* _What you need to do_: Each line of the data that includes "color" must be copied.
--- Input ---
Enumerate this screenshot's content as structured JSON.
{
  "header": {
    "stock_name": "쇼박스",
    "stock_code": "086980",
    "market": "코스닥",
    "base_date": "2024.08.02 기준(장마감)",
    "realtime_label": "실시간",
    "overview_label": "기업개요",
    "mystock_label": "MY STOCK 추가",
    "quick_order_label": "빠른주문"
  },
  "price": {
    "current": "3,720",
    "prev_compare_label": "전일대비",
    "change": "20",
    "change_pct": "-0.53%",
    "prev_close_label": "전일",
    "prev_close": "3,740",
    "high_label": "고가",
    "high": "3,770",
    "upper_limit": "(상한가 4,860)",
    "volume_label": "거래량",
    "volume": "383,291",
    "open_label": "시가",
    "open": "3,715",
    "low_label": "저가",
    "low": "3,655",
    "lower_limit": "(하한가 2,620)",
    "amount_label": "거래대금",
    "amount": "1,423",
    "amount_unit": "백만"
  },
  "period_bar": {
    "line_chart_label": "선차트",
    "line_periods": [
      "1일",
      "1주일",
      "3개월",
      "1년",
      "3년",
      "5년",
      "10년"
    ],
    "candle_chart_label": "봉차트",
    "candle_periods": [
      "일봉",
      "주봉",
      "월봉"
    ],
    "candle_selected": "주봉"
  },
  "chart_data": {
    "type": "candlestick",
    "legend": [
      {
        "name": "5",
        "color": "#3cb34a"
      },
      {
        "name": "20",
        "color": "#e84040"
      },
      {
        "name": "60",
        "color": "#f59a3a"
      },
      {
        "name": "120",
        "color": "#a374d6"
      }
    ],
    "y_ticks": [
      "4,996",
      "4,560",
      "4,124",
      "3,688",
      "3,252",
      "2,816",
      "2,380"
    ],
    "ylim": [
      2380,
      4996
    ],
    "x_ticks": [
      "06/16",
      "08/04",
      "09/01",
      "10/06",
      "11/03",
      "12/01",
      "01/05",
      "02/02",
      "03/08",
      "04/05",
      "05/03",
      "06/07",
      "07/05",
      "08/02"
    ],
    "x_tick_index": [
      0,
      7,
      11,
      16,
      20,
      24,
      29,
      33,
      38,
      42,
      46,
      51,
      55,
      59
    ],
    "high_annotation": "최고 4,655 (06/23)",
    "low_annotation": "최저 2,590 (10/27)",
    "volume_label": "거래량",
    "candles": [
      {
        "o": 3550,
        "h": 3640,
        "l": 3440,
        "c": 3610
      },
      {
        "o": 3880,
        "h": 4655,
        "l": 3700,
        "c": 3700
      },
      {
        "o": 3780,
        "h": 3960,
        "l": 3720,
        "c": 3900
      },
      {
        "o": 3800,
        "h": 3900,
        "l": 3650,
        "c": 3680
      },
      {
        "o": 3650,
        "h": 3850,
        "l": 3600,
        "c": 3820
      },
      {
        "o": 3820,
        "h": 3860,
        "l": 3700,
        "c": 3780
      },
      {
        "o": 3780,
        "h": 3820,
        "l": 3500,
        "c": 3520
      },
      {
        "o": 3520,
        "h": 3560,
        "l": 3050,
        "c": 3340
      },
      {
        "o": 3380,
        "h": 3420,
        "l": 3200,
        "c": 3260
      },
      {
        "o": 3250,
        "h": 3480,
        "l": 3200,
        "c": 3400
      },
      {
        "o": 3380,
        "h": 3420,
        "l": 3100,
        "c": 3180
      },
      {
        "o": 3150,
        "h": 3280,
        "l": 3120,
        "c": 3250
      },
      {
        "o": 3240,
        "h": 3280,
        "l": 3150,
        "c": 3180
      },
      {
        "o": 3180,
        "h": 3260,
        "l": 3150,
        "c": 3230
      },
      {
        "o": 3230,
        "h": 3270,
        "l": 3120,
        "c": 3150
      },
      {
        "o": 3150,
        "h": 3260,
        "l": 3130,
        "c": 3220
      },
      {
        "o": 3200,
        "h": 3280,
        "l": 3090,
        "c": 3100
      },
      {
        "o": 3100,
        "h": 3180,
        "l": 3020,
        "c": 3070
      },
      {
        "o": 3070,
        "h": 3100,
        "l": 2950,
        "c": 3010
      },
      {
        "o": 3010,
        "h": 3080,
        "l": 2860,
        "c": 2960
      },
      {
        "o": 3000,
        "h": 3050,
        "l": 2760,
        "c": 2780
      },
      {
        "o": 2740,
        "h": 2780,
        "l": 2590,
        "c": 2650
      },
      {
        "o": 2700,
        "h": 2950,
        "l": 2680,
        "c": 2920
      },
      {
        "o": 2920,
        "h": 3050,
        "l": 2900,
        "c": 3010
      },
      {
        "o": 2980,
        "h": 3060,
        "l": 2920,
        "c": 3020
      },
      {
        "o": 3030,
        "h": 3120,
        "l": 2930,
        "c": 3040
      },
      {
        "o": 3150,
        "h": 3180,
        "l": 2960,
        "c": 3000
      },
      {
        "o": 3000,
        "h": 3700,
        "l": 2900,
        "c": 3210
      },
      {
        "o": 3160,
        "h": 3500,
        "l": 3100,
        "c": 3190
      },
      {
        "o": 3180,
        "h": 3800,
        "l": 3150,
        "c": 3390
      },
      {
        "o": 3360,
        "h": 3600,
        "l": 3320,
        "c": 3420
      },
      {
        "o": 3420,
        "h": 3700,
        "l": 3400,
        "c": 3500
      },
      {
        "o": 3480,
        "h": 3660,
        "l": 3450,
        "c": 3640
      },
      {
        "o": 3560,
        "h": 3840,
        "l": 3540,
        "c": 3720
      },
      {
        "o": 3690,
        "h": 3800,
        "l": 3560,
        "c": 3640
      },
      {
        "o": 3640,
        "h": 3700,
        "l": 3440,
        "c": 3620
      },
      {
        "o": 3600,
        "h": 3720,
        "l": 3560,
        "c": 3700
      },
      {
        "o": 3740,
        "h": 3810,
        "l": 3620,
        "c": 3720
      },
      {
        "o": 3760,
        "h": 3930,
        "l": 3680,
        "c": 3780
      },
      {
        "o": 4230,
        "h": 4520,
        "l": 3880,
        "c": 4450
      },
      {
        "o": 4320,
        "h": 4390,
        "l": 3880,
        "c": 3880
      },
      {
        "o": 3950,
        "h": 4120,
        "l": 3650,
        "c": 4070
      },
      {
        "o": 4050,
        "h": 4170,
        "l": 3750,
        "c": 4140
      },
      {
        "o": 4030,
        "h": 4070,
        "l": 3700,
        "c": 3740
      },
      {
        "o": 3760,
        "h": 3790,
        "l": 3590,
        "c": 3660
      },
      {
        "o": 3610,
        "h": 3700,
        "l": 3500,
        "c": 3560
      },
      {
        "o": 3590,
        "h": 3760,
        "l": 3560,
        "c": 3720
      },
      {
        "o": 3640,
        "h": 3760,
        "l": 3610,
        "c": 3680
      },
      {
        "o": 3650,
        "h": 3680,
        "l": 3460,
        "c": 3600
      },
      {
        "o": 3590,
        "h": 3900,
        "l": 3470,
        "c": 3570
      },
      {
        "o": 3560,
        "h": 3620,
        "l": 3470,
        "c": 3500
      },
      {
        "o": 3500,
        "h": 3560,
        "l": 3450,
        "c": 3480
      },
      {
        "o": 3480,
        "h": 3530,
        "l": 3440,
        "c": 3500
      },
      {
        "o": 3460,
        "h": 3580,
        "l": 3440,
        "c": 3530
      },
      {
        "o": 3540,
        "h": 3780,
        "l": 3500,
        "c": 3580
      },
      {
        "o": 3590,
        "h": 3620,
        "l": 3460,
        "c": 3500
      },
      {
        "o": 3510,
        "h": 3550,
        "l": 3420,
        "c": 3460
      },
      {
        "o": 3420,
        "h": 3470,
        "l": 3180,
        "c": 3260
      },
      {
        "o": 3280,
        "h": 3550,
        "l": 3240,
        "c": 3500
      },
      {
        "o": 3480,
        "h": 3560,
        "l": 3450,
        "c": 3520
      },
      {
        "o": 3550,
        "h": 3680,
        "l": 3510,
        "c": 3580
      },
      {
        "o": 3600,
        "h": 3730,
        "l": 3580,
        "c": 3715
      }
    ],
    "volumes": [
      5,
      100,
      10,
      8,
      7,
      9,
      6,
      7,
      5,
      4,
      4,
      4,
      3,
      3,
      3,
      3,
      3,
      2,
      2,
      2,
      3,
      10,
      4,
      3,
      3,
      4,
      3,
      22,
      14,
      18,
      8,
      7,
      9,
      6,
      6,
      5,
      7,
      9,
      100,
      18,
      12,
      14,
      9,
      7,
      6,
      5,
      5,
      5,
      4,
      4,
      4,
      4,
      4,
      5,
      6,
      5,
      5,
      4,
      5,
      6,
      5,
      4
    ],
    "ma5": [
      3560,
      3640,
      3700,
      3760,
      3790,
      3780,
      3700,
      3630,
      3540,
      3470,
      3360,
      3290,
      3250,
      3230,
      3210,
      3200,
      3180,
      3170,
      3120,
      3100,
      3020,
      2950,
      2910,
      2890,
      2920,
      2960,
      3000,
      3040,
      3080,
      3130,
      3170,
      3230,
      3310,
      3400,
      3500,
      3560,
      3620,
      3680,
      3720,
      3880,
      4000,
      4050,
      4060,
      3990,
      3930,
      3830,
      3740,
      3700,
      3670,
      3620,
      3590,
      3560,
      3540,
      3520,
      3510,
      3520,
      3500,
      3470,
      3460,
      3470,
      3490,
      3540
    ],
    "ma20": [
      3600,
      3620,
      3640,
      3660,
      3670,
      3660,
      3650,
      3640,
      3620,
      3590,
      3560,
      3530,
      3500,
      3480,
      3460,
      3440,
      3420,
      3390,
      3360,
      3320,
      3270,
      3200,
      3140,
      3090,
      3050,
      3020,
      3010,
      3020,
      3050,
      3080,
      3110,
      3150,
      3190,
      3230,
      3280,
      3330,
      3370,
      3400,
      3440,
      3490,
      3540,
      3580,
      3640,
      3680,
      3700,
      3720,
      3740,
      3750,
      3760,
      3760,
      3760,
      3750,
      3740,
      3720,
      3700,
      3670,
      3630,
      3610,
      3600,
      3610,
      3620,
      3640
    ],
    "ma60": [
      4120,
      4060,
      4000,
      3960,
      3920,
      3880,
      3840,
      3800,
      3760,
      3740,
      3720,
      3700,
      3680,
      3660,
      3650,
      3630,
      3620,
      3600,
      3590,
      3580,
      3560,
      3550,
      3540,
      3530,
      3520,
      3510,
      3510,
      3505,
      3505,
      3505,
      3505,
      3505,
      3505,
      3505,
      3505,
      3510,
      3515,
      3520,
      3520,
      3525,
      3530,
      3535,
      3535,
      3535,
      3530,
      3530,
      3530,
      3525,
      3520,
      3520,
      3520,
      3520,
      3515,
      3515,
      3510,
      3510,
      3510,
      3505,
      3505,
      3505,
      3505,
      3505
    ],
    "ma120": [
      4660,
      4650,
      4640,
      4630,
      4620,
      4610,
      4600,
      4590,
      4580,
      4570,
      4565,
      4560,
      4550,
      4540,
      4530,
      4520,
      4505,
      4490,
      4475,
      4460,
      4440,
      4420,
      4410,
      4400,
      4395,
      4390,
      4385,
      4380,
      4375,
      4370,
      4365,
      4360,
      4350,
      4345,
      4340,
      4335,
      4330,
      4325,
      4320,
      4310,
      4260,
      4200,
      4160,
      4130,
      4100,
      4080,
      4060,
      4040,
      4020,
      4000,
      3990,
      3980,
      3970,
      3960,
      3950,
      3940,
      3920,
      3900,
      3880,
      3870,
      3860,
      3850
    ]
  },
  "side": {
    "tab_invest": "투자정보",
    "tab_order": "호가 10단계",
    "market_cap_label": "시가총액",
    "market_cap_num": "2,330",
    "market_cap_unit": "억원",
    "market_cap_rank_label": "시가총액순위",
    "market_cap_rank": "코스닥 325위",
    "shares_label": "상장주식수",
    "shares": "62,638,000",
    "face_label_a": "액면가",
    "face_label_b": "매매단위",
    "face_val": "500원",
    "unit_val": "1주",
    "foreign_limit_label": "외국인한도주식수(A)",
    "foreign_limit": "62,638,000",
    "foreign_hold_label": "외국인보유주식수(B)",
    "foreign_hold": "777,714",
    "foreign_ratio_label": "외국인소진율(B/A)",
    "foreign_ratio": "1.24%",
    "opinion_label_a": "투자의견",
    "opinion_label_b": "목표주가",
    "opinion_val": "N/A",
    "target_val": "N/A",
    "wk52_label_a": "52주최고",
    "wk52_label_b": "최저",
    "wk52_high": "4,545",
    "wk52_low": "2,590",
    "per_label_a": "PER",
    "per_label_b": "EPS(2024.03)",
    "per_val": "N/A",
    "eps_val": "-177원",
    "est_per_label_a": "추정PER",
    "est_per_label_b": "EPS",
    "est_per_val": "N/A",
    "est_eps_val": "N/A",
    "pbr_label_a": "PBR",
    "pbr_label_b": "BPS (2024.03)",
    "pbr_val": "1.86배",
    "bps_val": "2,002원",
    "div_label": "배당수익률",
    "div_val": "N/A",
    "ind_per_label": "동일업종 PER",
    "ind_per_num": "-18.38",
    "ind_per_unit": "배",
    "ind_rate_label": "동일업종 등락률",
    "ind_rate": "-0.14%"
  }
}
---
* _Written solution_:
        "color": "#3cb34a"
        "color": "#e84040"
        "color": "#f59a3a"
        "color": "#a374d6"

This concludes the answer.